For comfort, make minor adjustments here and there. The waist belt must support your complete backpack even if you remove the shoulder and sternum straps. Your leg muscles can support the backpack’s weight for long.
How to fit a backpack – Tips to look out for
- Leaning slightly forward will help you maintain balance as you hike because your center of gravity is slightly shifted backward by your backpack. The backpack’s weight will fall on your back and strain if you carry the bag for a long time.
- Shrug your shoulders to ensure the waist belt is on top of your hips when wearing the backpack. Adjust the waist belt to a snug fit when shrugging, then relax your shoulders. The top of your hips should be where the backpack rests.
- While hiking, take off your backpack when you stop for a break. Stretch out to relax your muscles.
- Shift more weight onto the waist belt and loosen the shoulder straps if your shoulders become worn out. Later, you can tighten the shoulder straps and slightly loosen the waist belt.
As a hiker, you can choose the right backpack, fine-tune the suspension to perfectly fit your body, and make your next trek more enjoyable.
This article will make it easier for you to fit your backpack for any adventures! Please comment below if you have any additional tips on anything we missed!
How is a backpack supposed to fit?
The pack should sit an inch above your hips and not go past your waist. When wearing different clothing, reposition the straps, so they are neither too tight nor too loose. As you walk, your bag shouldn’t swing side to side.
How should a backpack sit on your back?
The top of your hips should be where the backpack rests. Take off your backpack when you stop for a break while hiking. Stretch out to give your muscles a break. Shift weight onto the waist belt (slightly tightened) and loosen the shoulder straps.
Is it better to have your backpack tight or loose?
Muscles may be strained by bags carried across the chest, over the shoulder, or with just one strap. Ensure you use both shoulder straps. Adjust the straps, so the backpack is snug against your body. The pack shouldn’t sag down to the butt but should instead lay evenly in the center of the back.
Are bigger backpacks better?
More room is available with larger backpacks. As you go up in size, even the identical backpack in small, medium and large will provide you additional liters of capacity. Though it depends on your height, there is little flexibility in the size you pick.

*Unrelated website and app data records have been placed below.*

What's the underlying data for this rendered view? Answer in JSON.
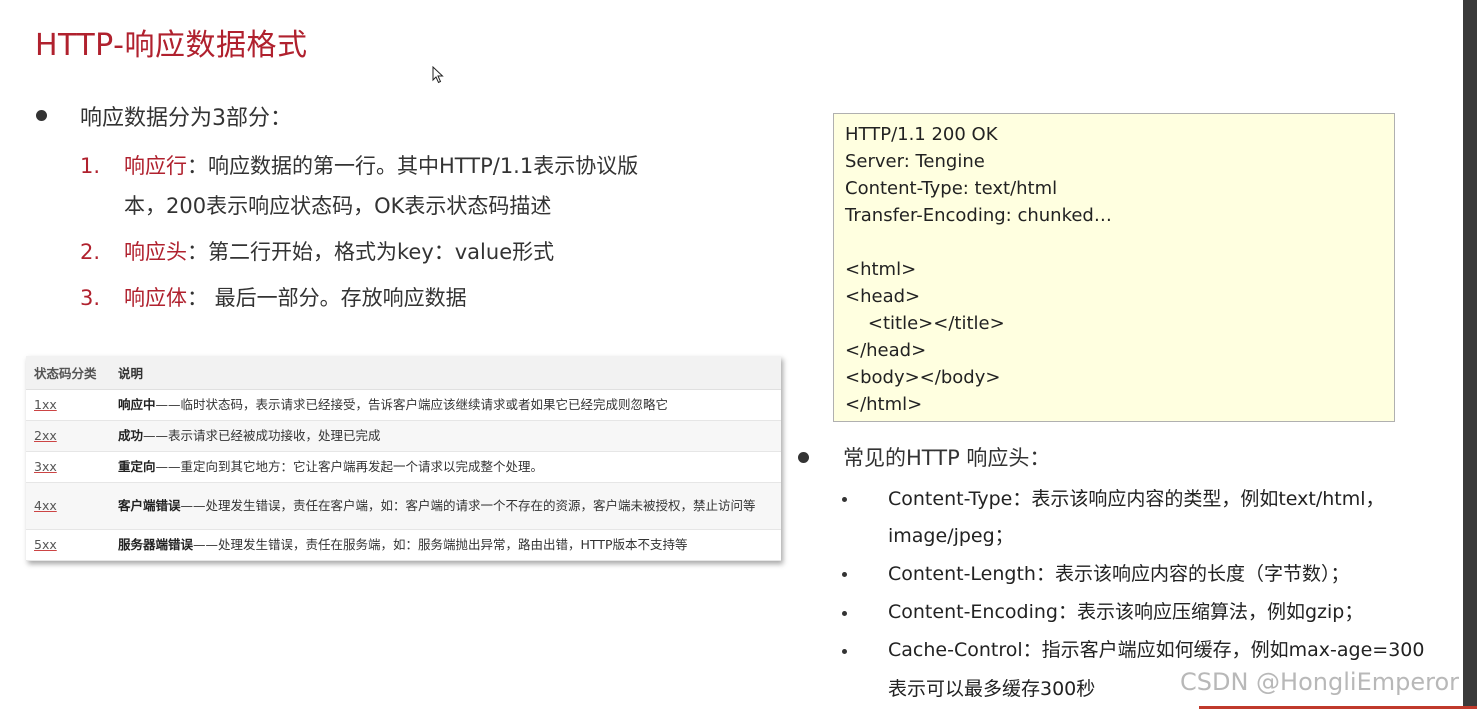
{
  "title": "HTTP-响应数据格式",
  "intro": "响应数据分为3部分：",
  "parts": [
    {
      "num": "1.",
      "key": "响应行",
      "text": "：响应数据的第一行。其中HTTP/1.1表示协议版",
      "cont": "本，200表示响应状态码，OK表示状态码描述"
    },
    {
      "num": "2.",
      "key": "响应头",
      "text": "：第二行开始，格式为key：value形式"
    },
    {
      "num": "3.",
      "key": "响应体",
      "text": "： 最后一部分。存放响应数据"
    }
  ],
  "code_lines": [
    "HTTP/1.1 200 OK",
    "Server: Tengine",
    "Content-Type: text/html",
    "Transfer-Encoding: chunked…",
    "",
    "<html>",
    "<head>",
    "    <title></title>",
    "</head>",
    "<body></body>",
    "</html>"
  ],
  "table": {
    "headers": [
      "状态码分类",
      "说明"
    ],
    "rows": [
      {
        "code": "1xx",
        "strong": "响应中",
        "desc": "——临时状态码，表示请求已经接受，告诉客户端应该继续请求或者如果它已经完成则忽略它"
      },
      {
        "code": "2xx",
        "strong": "成功",
        "desc": "——表示请求已经被成功接收，处理已完成"
      },
      {
        "code": "3xx",
        "strong": "重定向",
        "desc": "——重定向到其它地方：它让客户端再发起一个请求以完成整个处理。"
      },
      {
        "code": "4xx",
        "strong": "客户端错误",
        "desc": "——处理发生错误，责任在客户端，如：客户端的请求一个不存在的资源，客户端未被授权，禁止访问等"
      },
      {
        "code": "5xx",
        "strong": "服务器端错误",
        "desc": "——处理发生错误，责任在服务端，如：服务端抛出异常，路由出错，HTTP版本不支持等"
      }
    ]
  },
  "headers_title": "常见的HTTP 响应头：",
  "header_items": [
    {
      "text": "Content-Type：表示该响应内容的类型，例如text/html，",
      "cont": "image/jpeg；"
    },
    {
      "text": "Content-Length：表示该响应内容的长度（字节数）；"
    },
    {
      "text": "Content-Encoding：表示该响应压缩算法，例如gzip；"
    },
    {
      "text": "Cache-Control：指示客户端应如何缓存，例如max-age=300",
      "cont": "表示可以最多缓存300秒"
    }
  ],
  "watermark": "CSDN @HongliEmperor",
  "colors": {
    "accent": "#b0212e",
    "code_bg": "#ffffe0"
  }
}
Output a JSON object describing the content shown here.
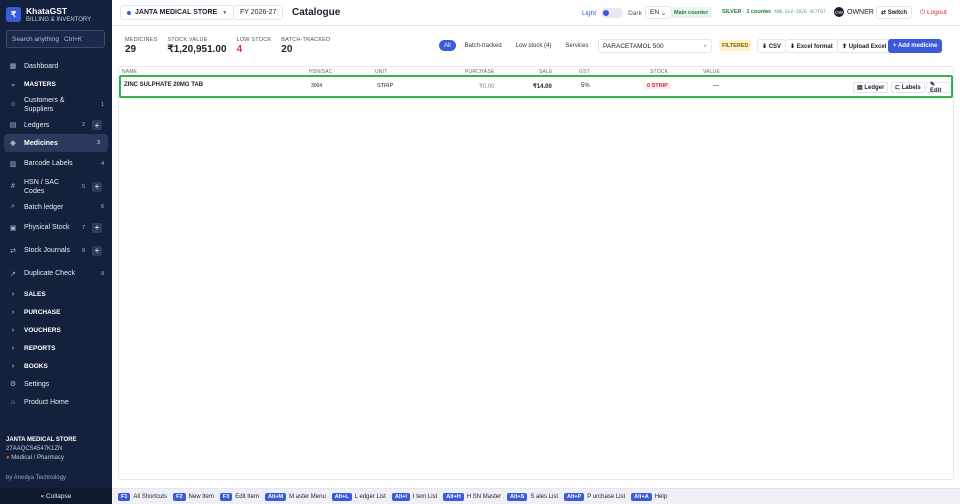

Should there be a gap between a backpack and your back?
You should place your backpack in the center of the chest, across the sternum. Examine the pack’s placement with your back as well. The pack should fit as snugly as possible to keep the center of gravity close to your body, with the smallest gaps.
Why is my backpack so uncomfortable?
Ensure the backpack you’re wearing is appropriately sized and suited to your body if it’s hurting you, pulling in an odd direction, or making you feel uncomfortable. Even if you’ve gone backpacking before, you must be aware that some backpacks come in several sizes.